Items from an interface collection

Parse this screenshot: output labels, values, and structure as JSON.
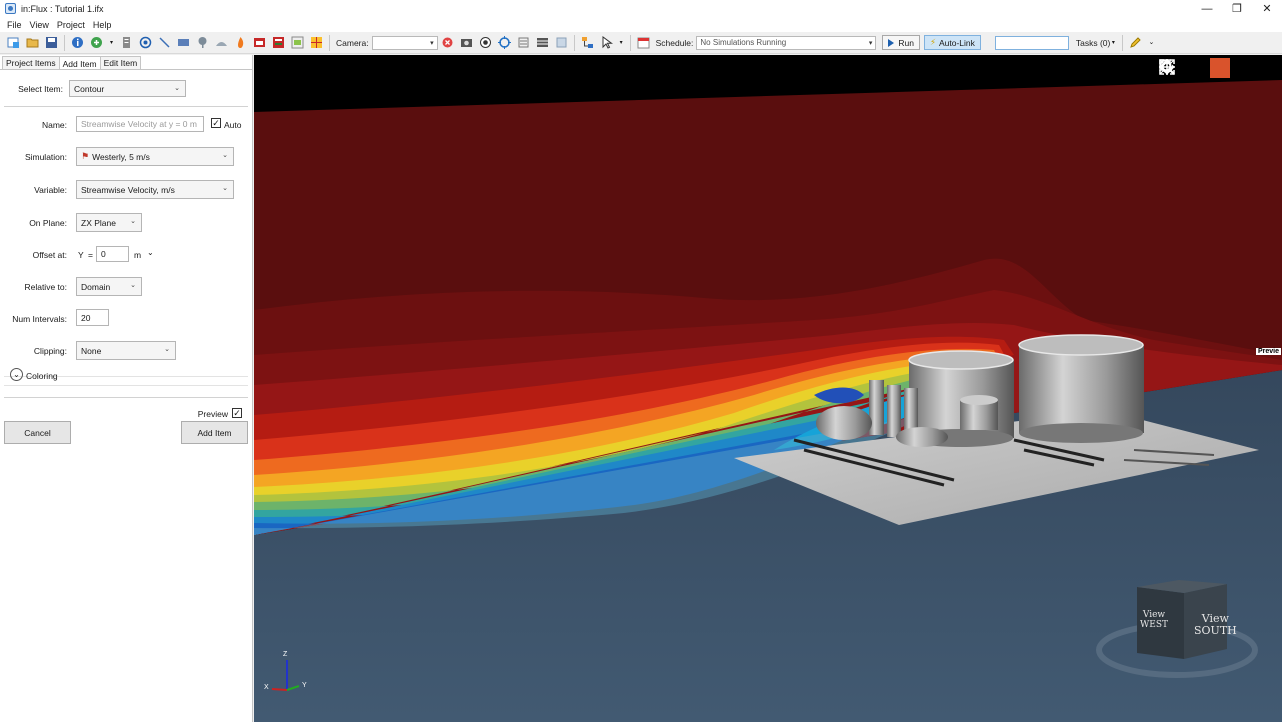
{
  "window": {
    "title": "in:Flux : Tutorial 1.ifx",
    "minimize": "—",
    "maximize": "❐",
    "close": "✕"
  },
  "menu": [
    "File",
    "View",
    "Project",
    "Help"
  ],
  "toolbar": {
    "camera_label": "Camera:",
    "camera_value": "",
    "schedule_label": "Schedule:",
    "schedule_value": "No Simulations Running",
    "run_label": "Run",
    "autolink_label": "Auto-Link",
    "tasks_label": "Tasks (0)"
  },
  "tabs": [
    "Project Items",
    "Add Item",
    "Edit Item"
  ],
  "form": {
    "select_item_label": "Select Item:",
    "select_item_value": "Contour",
    "name_label": "Name:",
    "name_value": "Streamwise Velocity at y = 0 m",
    "auto_label": "Auto",
    "auto_checked": "✓",
    "simulation_label": "Simulation:",
    "simulation_value": "Westerly, 5 m/s",
    "variable_label": "Variable:",
    "variable_value": "Streamwise Velocity, m/s",
    "on_plane_label": "On Plane:",
    "on_plane_value": "ZX Plane",
    "offset_label": "Offset at:",
    "offset_axis": "Y",
    "offset_eq": "=",
    "offset_value": "0",
    "offset_unit": "m",
    "relative_label": "Relative to:",
    "relative_value": "Domain",
    "intervals_label": "Num Intervals:",
    "intervals_value": "20",
    "clipping_label": "Clipping:",
    "clipping_value": "None",
    "coloring_label": "Coloring",
    "preview_label": "Preview",
    "preview_checked": "✓",
    "cancel_label": "Cancel",
    "add_label": "Add Item"
  },
  "viewport": {
    "preview_tag": "Previe",
    "cube_west": [
      "View",
      "WEST"
    ],
    "cube_south": [
      "View",
      "SOUTH"
    ],
    "axes": {
      "z": "Z",
      "x": "X",
      "y": "Y"
    }
  },
  "colors": {
    "accent": "#d9532c",
    "sky": "#000000",
    "ground": "#3f5368",
    "contour_high": "#7a1212"
  }
}
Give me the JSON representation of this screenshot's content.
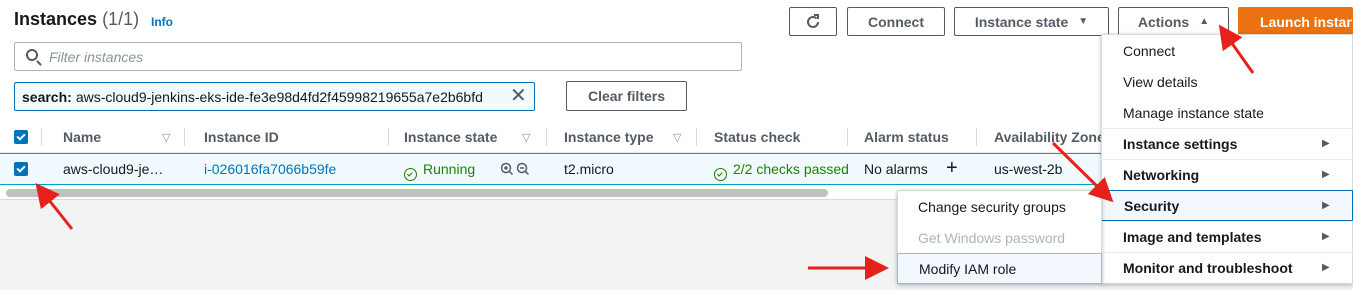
{
  "header": {
    "title": "Instances",
    "count": "(1/1)",
    "info_label": "Info",
    "connect_label": "Connect",
    "instance_state_label": "Instance state",
    "actions_label": "Actions",
    "launch_label": "Launch instan"
  },
  "filter": {
    "placeholder": "Filter instances",
    "token_key": "search:",
    "token_value": "aws-cloud9-jenkins-eks-ide-fe3e98d4fd2f45998219655a7e2b6bfd",
    "clear_label": "Clear filters"
  },
  "table": {
    "columns": [
      "Name",
      "Instance ID",
      "Instance state",
      "Instance type",
      "Status check",
      "Alarm status",
      "Availability Zone"
    ],
    "rows": [
      {
        "name": "aws-cloud9-je…",
        "instance_id": "i-026016fa7066b59fe",
        "state": "Running",
        "type": "t2.micro",
        "status_check": "2/2 checks passed",
        "alarm": "No alarms",
        "zone": "us-west-2b"
      }
    ]
  },
  "actions_menu": {
    "items": [
      "Connect",
      "View details",
      "Manage instance state"
    ],
    "submenus": [
      "Instance settings",
      "Networking",
      "Security",
      "Image and templates",
      "Monitor and troubleshoot"
    ]
  },
  "security_submenu": {
    "items": [
      "Change security groups",
      "Get Windows password",
      "Modify IAM role"
    ]
  },
  "colors": {
    "accent": "#0073bb",
    "primary": "#ec7211",
    "success": "#1d8102",
    "annotation": "#e8201c"
  }
}
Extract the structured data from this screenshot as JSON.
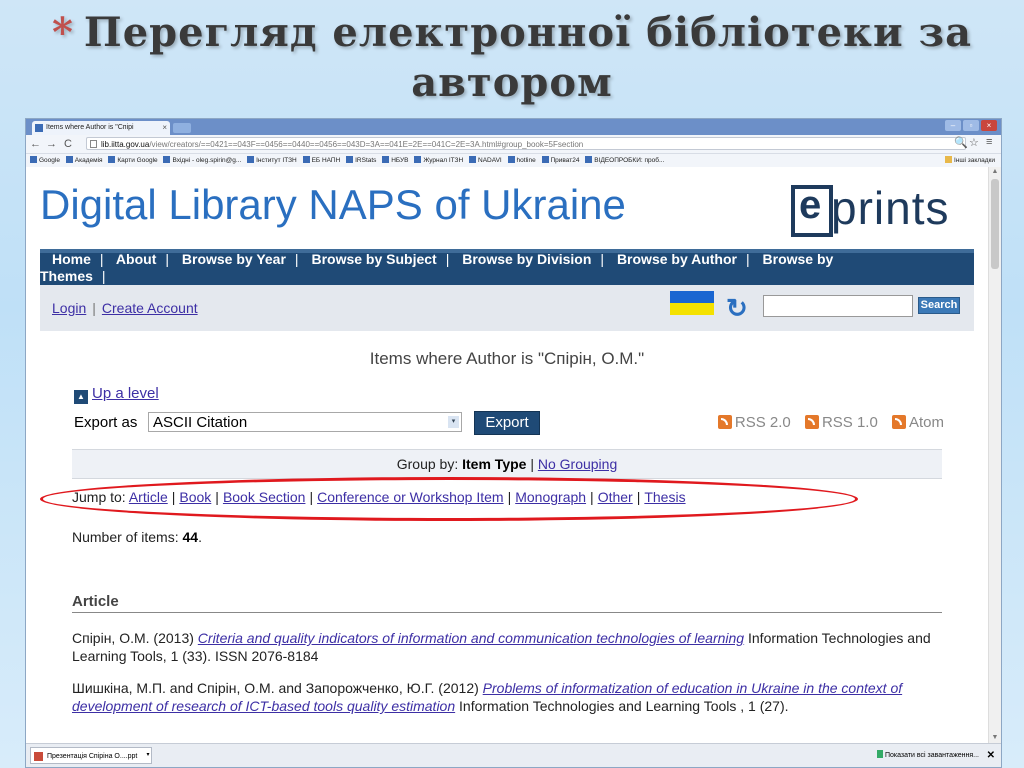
{
  "slide": {
    "bullet": "*",
    "title_line1": "Перегляд електронної бібліотеки за",
    "title_line2": "автором"
  },
  "browser": {
    "tab_title": "Items where Author is \"Спірі",
    "url_host": "lib.iitta.gov.ua",
    "url_path": "/view/creators/==0421==043F==0456==0440==0456==043D=3A==041E=2E==041C=2E=3A.html#group_book=5Fsection",
    "bookmarks": [
      "Google",
      "Академія",
      "Карти Google",
      "Вхідні - oleg.spirin@g...",
      "Інститут ІТЗН",
      "ЕБ НАПН",
      "IRStats",
      "НБУВ",
      "Журнал ІТЗН",
      "NADAVI",
      "hotline",
      "Приват24",
      "ВІДЕОПРОБКИ: проб..."
    ],
    "bookmarks_other": "Інші закладки"
  },
  "site": {
    "title": "Digital Library NAPS of Ukraine",
    "logo_text": "prints",
    "logo_e": "e",
    "menu_line1": [
      "Home",
      "About",
      "Browse by Year",
      "Browse by Subject",
      "Browse by Division",
      "Browse by Author",
      "Browse by"
    ],
    "menu_line2": "Themes",
    "login": "Login",
    "create_account": "Create Account",
    "search_button": "Search",
    "search_value": ""
  },
  "page": {
    "heading": "Items where Author is \"Спірін, О.М.\"",
    "up_level": "Up a level",
    "export_label": "Export as",
    "export_selected": "ASCII Citation",
    "export_button": "Export",
    "feeds": [
      "RSS 2.0",
      "RSS 1.0",
      "Atom"
    ],
    "group_by_label": "Group by:",
    "group_by_current": "Item Type",
    "group_by_alt": "No Grouping",
    "jump_label": "Jump to:",
    "jump_links": [
      "Article",
      "Book",
      "Book Section",
      "Conference or Workshop Item",
      "Monograph",
      "Other",
      "Thesis"
    ],
    "num_items_label": "Number of items:",
    "num_items_value": "44",
    "section": "Article",
    "entry1_authors": "Спірін, О.М. (2013) ",
    "entry1_title": "Criteria and quality indicators of information and communication technologies of learning",
    "entry1_rest": " Information Technologies and Learning Tools, 1 (33). ISSN 2076-8184",
    "entry2_authors": "Шишкіна, М.П. and Спірін, О.М. and Запорожченко, Ю.Г. (2012) ",
    "entry2_title": "Problems of informatization of education in Ukraine in the context of development of research of ICT-based tools quality estimation",
    "entry2_rest": " Information Technologies and Learning Tools , 1 (27)."
  },
  "taskbar": {
    "download_item": "Презентація Спіріна О....ppt",
    "show_all": "Показати всі завантаження..."
  },
  "colors": {
    "site_blue": "#2a6fc0",
    "menu_navy": "#1f4a76",
    "link_purple": "#3d2fa5",
    "highlight_red": "#e0191e",
    "title_star": "#c0504d"
  }
}
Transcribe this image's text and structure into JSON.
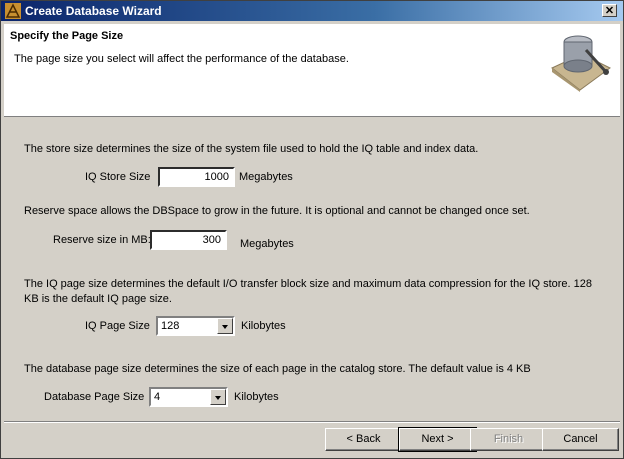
{
  "window": {
    "title": "Create Database Wizard"
  },
  "header": {
    "title": "Specify the Page Size",
    "description": "The page size you select will affect the performance of the database."
  },
  "store": {
    "description": "The store size determines the size of the system file used to hold the IQ table and index data.",
    "label": "IQ Store Size",
    "value": "1000",
    "unit": "Megabytes"
  },
  "reserve": {
    "description": "Reserve space allows the DBSpace to grow in the future.  It is optional and cannot be changed once set.",
    "label": "Reserve size in MB:",
    "value": "300",
    "unit": "Megabytes"
  },
  "iq_page": {
    "description": "The IQ page size determines the default I/O transfer block size and maximum data compression for the IQ store.  128 KB is the default IQ page size.",
    "label": "IQ Page Size",
    "value": "128",
    "unit": "Kilobytes"
  },
  "db_page": {
    "description": "The database page size determines the size of each page in the catalog store.  The default value is 4 KB",
    "label": "Database Page Size",
    "value": "4",
    "unit": "Kilobytes"
  },
  "buttons": {
    "back": "< Back",
    "next": "Next >",
    "finish": "Finish",
    "cancel": "Cancel"
  }
}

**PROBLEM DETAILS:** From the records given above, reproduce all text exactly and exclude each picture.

**WRITTEN REPLY:**
Parse this screenshot: output labels, values, and structure as JSON.
{
  "window": {
    "title": "in:Flux : Tutorial 1.ifx",
    "minimize": "—",
    "maximize": "❐",
    "close": "✕"
  },
  "menu": [
    "File",
    "View",
    "Project",
    "Help"
  ],
  "toolbar": {
    "camera_label": "Camera:",
    "camera_value": "",
    "schedule_label": "Schedule:",
    "schedule_value": "No Simulations Running",
    "run_label": "Run",
    "autolink_label": "Auto-Link",
    "tasks_label": "Tasks (0)"
  },
  "tabs": [
    "Project Items",
    "Add Item",
    "Edit Item"
  ],
  "form": {
    "select_item_label": "Select Item:",
    "select_item_value": "Contour",
    "name_label": "Name:",
    "name_value": "Streamwise Velocity at y = 0 m",
    "auto_label": "Auto",
    "auto_checked": "✓",
    "simulation_label": "Simulation:",
    "simulation_value": "Westerly, 5 m/s",
    "variable_label": "Variable:",
    "variable_value": "Streamwise Velocity, m/s",
    "on_plane_label": "On Plane:",
    "on_plane_value": "ZX Plane",
    "offset_label": "Offset at:",
    "offset_axis": "Y",
    "offset_eq": "=",
    "offset_value": "0",
    "offset_unit": "m",
    "relative_label": "Relative to:",
    "relative_value": "Domain",
    "intervals_label": "Num Intervals:",
    "intervals_value": "20",
    "clipping_label": "Clipping:",
    "clipping_value": "None",
    "coloring_label": "Coloring",
    "preview_label": "Preview",
    "preview_checked": "✓",
    "cancel_label": "Cancel",
    "add_label": "Add Item"
  },
  "viewport": {
    "preview_tag": "Previe",
    "cube_west": [
      "View",
      "WEST"
    ],
    "cube_south": [
      "View",
      "SOUTH"
    ],
    "axes": {
      "z": "Z",
      "x": "X",
      "y": "Y"
    }
  },
  "colors": {
    "accent": "#d9532c",
    "sky": "#000000",
    "ground": "#3f5368",
    "contour_high": "#7a1212"
  }
}
Give me the JSON representation of this screenshot's content.
{
  "header": {
    "title": "Instances",
    "count": "(1/1)",
    "info_label": "Info",
    "connect_label": "Connect",
    "instance_state_label": "Instance state",
    "actions_label": "Actions",
    "launch_label": "Launch instan"
  },
  "filter": {
    "placeholder": "Filter instances",
    "token_key": "search:",
    "token_value": "aws-cloud9-jenkins-eks-ide-fe3e98d4fd2f45998219655a7e2b6bfd",
    "clear_label": "Clear filters"
  },
  "table": {
    "columns": [
      "Name",
      "Instance ID",
      "Instance state",
      "Instance type",
      "Status check",
      "Alarm status",
      "Availability Zone"
    ],
    "rows": [
      {
        "name": "aws-cloud9-je…",
        "instance_id": "i-026016fa7066b59fe",
        "state": "Running",
        "type": "t2.micro",
        "status_check": "2/2 checks passed",
        "alarm": "No alarms",
        "zone": "us-west-2b"
      }
    ]
  },
  "actions_menu": {
    "items": [
      "Connect",
      "View details",
      "Manage instance state"
    ],
    "submenus": [
      "Instance settings",
      "Networking",
      "Security",
      "Image and templates",
      "Monitor and troubleshoot"
    ]
  },
  "security_submenu": {
    "items": [
      "Change security groups",
      "Get Windows password",
      "Modify IAM role"
    ]
  },
  "colors": {
    "accent": "#0073bb",
    "primary": "#ec7211",
    "success": "#1d8102",
    "annotation": "#e8201c"
  }
}
Extract the structured data from this screenshot as JSON.
{
  "slide": {
    "bullet": "*",
    "title_line1": "Перегляд електронної бібліотеки за",
    "title_line2": "автором"
  },
  "browser": {
    "tab_title": "Items where Author is \"Спірі",
    "url_host": "lib.iitta.gov.ua",
    "url_path": "/view/creators/==0421==043F==0456==0440==0456==043D=3A==041E=2E==041C=2E=3A.html#group_book=5Fsection",
    "bookmarks": [
      "Google",
      "Академія",
      "Карти Google",
      "Вхідні - oleg.spirin@g...",
      "Інститут ІТЗН",
      "ЕБ НАПН",
      "IRStats",
      "НБУВ",
      "Журнал ІТЗН",
      "NADAVI",
      "hotline",
      "Приват24",
      "ВІДЕОПРОБКИ: проб..."
    ],
    "bookmarks_other": "Інші закладки"
  },
  "site": {
    "title": "Digital Library NAPS of Ukraine",
    "logo_text": "prints",
    "logo_e": "e",
    "menu_line1": [
      "Home",
      "About",
      "Browse by Year",
      "Browse by Subject",
      "Browse by Division",
      "Browse by Author",
      "Browse by"
    ],
    "menu_line2": "Themes",
    "login": "Login",
    "create_account": "Create Account",
    "search_button": "Search",
    "search_value": ""
  },
  "page": {
    "heading": "Items where Author is \"Спірін, О.М.\"",
    "up_level": "Up a level",
    "export_label": "Export as",
    "export_selected": "ASCII Citation",
    "export_button": "Export",
    "feeds": [
      "RSS 2.0",
      "RSS 1.0",
      "Atom"
    ],
    "group_by_label": "Group by:",
    "group_by_current": "Item Type",
    "group_by_alt": "No Grouping",
    "jump_label": "Jump to:",
    "jump_links": [
      "Article",
      "Book",
      "Book Section",
      "Conference or Workshop Item",
      "Monograph",
      "Other",
      "Thesis"
    ],
    "num_items_label": "Number of items:",
    "num_items_value": "44",
    "section": "Article",
    "entry1_authors": "Спірін, О.М. (2013) ",
    "entry1_title": "Criteria and quality indicators of information and communication technologies of learning",
    "entry1_rest": " Information Technologies and Learning Tools, 1 (33). ISSN 2076-8184",
    "entry2_authors": "Шишкіна, М.П. and Спірін, О.М. and Запорожченко, Ю.Г. (2012) ",
    "entry2_title": "Problems of informatization of education in Ukraine in the context of development of research of ICT-based tools quality estimation",
    "entry2_rest": " Information Technologies and Learning Tools , 1 (27)."
  },
  "taskbar": {
    "download_item": "Презентація Спіріна О....ppt",
    "show_all": "Показати всі завантаження..."
  },
  "colors": {
    "site_blue": "#2a6fc0",
    "menu_navy": "#1f4a76",
    "link_purple": "#3d2fa5",
    "highlight_red": "#e0191e",
    "title_star": "#c0504d"
  }
}
Transcribe this image's text and structure into JSON.
{
  "window": {
    "title": "Create Database Wizard"
  },
  "header": {
    "title": "Specify the Page Size",
    "description": "The page size you select will affect the performance of the database."
  },
  "store": {
    "description": "The store size determines the size of the system file used to hold the IQ table and index data.",
    "label": "IQ Store Size",
    "value": "1000",
    "unit": "Megabytes"
  },
  "reserve": {
    "description": "Reserve space allows the DBSpace to grow in the future.  It is optional and cannot be changed once set.",
    "label": "Reserve size in MB:",
    "value": "300",
    "unit": "Megabytes"
  },
  "iq_page": {
    "description": "The IQ page size determines the default I/O transfer block size and maximum data compression for the IQ store.  128 KB is the default IQ page size.",
    "label": "IQ Page Size",
    "value": "128",
    "unit": "Kilobytes"
  },
  "db_page": {
    "description": "The database page size determines the size of each page in the catalog store.  The default value is 4 KB",
    "label": "Database Page Size",
    "value": "4",
    "unit": "Kilobytes"
  },
  "buttons": {
    "back": "< Back",
    "next": "Next >",
    "finish": "Finish",
    "cancel": "Cancel"
  }
}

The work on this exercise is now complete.